Sprint actually had great network coverage... by accident. They bought Nextel, whose 2G iDEN network was every bit as good as the big guys. Perhaps because of the lower frequency, 800Mhz spectrum, you could get a good signal EVERYWHERE. Sprint was required to keep it running under terms of the merger, and sold cheap access to it as Boost... When they were allowed to shut-off iDEN, it was a no-brainer to use the frequencies for their new LTE radios, but instead they announced they'd use them for their CDMA/3G network... Existing phones couldn't use the frequencies, and people aren't looking for good coverage on their 3G network, today. It made no sense.

Then Network Vision came along. Sprint was going to basically replace all the equipment in their entire cellular network... Awesome... Except with all that work, they were just replacing legacy equipment to keep it operating cheaper. It seems crazy they didn't include installing LTE on all their towers as part of the project. It was an obvious opportunity to get them back on a good footing, and they squandered it.
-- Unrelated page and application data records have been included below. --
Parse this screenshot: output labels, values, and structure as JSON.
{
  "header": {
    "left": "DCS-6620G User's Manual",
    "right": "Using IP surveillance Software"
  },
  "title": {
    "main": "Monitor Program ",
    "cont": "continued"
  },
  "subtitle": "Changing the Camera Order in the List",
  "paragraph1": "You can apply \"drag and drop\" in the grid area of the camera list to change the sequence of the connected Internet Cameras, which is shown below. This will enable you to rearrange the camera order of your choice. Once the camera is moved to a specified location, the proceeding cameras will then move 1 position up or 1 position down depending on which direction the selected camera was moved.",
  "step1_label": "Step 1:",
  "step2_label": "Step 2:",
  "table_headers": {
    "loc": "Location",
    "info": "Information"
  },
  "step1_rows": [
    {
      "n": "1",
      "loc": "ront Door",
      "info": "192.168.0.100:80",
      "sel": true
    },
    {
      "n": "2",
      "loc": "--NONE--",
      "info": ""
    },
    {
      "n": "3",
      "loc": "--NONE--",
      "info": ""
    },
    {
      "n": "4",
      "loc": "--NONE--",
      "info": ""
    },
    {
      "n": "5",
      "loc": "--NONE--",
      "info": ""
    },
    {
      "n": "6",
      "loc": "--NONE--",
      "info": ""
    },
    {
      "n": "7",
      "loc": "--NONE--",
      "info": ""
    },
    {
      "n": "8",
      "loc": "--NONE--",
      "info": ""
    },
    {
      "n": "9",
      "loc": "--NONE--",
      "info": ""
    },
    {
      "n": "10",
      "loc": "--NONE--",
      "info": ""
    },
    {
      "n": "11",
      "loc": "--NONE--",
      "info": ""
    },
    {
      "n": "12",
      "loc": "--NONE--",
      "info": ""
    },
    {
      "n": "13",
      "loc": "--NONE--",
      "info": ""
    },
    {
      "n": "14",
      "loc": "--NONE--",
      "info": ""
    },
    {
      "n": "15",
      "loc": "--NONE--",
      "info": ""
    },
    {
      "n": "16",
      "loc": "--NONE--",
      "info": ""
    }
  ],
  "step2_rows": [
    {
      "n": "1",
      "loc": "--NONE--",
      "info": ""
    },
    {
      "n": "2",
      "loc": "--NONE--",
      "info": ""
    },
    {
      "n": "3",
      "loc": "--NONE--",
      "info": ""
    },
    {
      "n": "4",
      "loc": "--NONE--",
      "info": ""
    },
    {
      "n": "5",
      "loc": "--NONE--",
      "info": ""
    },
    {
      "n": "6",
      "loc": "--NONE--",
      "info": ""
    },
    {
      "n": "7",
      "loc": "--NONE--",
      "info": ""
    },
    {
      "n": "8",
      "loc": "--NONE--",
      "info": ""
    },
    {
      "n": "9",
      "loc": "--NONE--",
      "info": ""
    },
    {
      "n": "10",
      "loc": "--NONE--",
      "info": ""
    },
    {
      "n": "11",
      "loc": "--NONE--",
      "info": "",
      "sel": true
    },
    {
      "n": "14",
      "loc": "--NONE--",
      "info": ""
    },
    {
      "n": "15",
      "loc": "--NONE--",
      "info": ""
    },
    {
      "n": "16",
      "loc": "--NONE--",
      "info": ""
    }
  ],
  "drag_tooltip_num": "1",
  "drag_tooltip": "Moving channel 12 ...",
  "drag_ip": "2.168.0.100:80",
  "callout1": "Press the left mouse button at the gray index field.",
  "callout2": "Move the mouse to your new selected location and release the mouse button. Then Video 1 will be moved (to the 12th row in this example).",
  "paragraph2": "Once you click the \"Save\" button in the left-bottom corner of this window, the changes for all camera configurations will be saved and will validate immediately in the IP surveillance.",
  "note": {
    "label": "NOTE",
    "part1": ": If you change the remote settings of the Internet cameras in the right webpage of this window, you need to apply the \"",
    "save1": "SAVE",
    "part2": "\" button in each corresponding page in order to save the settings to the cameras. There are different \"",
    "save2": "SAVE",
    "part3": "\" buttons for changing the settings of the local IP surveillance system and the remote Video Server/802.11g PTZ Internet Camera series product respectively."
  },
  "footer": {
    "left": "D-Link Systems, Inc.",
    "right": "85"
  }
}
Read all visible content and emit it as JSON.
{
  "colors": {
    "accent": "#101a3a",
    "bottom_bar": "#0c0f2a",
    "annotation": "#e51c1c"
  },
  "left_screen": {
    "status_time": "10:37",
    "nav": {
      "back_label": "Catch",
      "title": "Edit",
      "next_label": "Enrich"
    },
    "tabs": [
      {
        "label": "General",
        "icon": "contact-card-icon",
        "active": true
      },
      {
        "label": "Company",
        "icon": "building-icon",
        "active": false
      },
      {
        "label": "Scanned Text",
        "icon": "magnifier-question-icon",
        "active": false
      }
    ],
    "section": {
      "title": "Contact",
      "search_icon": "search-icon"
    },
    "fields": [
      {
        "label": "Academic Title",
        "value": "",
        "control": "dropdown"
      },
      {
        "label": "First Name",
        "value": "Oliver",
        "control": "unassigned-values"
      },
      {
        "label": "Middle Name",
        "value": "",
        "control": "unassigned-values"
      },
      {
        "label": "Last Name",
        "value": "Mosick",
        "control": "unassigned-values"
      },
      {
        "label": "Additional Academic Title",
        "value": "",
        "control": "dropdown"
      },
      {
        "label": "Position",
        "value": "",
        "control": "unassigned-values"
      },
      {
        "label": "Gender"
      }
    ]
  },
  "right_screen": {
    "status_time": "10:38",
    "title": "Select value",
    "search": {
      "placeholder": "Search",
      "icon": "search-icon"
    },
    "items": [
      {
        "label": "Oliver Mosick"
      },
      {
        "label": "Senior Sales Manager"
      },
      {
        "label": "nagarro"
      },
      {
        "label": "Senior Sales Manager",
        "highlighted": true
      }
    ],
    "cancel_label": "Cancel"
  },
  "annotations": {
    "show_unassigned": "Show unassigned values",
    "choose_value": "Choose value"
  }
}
And on a similar subject, they announced they weren't interested in deploying VoLTE, yet. A perfect opportunity to get people off their legacy 3G network, so they don't have to spend money upgrading it and can focus on LTE, and they say no, folks should keep on making calls over the old 3G network.

Their pricing is insane, too. They've got rock-bottom prices for MVNOs, but sign-up for Sprint direct, and their prices are nearly as high as Verizon/AT&T, despite their horrid coverage, speeds, etc.

They're a perpetually backwards company, and mystifyingly so. Obviously always taking the wrong steps, which is why they've fallen behind tiny T-Mobile, which simply hasn't been so idiotic.

Another megabytes the dust.